Jani Marjanen: "The History of Concepts after the Digital Turn: On Agency, Reception, and Interpretation"
- Date: –17:00
- Location: Engelska parken 6-3025 (Rausing Room)
- Organiser: Department of History of Science and Ideas
- Contact person: Hanna Hodacs
Higher Seminar in the History of Science and Ideas
Research presentation by Jani Marjanen, University of Helsinki.

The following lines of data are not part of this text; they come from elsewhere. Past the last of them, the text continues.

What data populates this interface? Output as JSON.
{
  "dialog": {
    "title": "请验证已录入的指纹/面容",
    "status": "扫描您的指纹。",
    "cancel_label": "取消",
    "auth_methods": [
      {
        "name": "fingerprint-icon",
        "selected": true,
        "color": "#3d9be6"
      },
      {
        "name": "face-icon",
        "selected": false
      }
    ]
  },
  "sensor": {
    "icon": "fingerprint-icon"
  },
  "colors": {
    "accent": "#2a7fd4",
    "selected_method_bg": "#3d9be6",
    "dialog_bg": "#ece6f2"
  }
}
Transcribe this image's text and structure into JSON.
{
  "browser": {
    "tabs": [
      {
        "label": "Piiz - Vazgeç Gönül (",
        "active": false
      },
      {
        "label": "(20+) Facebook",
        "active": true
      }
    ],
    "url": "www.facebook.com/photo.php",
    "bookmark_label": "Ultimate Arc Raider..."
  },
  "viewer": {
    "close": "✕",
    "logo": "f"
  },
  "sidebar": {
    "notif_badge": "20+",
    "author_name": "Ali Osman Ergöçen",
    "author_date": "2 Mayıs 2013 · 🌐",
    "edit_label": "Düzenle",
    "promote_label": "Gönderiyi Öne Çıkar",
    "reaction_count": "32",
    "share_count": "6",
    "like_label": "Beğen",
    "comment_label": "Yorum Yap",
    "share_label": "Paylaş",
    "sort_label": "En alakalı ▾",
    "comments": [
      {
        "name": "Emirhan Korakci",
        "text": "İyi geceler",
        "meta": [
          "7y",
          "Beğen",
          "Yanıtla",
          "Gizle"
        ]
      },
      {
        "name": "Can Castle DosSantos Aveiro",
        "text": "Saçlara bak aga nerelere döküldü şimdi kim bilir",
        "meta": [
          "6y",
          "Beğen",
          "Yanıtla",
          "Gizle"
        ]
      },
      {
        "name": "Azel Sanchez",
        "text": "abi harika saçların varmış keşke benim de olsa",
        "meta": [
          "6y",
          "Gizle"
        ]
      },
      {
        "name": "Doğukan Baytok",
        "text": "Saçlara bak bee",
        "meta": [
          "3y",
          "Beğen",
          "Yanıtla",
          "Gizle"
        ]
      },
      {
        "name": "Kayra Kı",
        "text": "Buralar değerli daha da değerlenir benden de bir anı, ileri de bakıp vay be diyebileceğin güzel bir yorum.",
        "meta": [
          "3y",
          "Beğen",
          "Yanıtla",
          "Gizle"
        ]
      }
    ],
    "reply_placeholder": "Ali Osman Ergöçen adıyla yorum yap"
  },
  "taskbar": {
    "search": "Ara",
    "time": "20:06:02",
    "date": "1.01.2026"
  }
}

With the emergence of large, digitized collections, scholarship in the humanities has increasingly turned to studying texts as data. In fields like literary history or intellectual history, which have traditionally been focused on the analysis of individual texts in context, the study of text as data has both been seen as a threat to classical humanistic inquiry as well as an opportunity to broaden the scope of study. This paper argues that seeing text as data is particularly apt for the study of conceptual history. While most of the ideas presented in Koselleck’s program relate to the study of individual texts and their word use in context, the essay shows how many of Koselleck’s early hypotheses about modernity and temporal shifts in political and social language also had a quantitative element to them. Keeping to the Koselleckian paradigm, the quantitative perspective allows for rethinking the analytical terminology used to analyze historical processes relating to the transformation of political and social terminology. Further, quantitiative conceptual history requires rethinking on three levels. First, it forces scholars of conceptual history to reconsider the role of reception in the spread and lexicalization of linguistic innovations. Second, quantification inevitably is less prone to grasp the agency of innovative ideologists and hence forces the scholar of conceptual history to assess how to combine quantitative proof of overall linguistic change with the analysis of novel rhetorical moves in individual speech acts. Third, the use of quantitative methods for analyzing historical language calls for clarity in describing what is being measured and what is being interpreted based on quantitative analyses.
The seminar will be followed by a social drink at Williams.
Photo: Jani Marjanen. Photographer: Janne Rentola, The Society of Swedish Literature in Finland (SLS).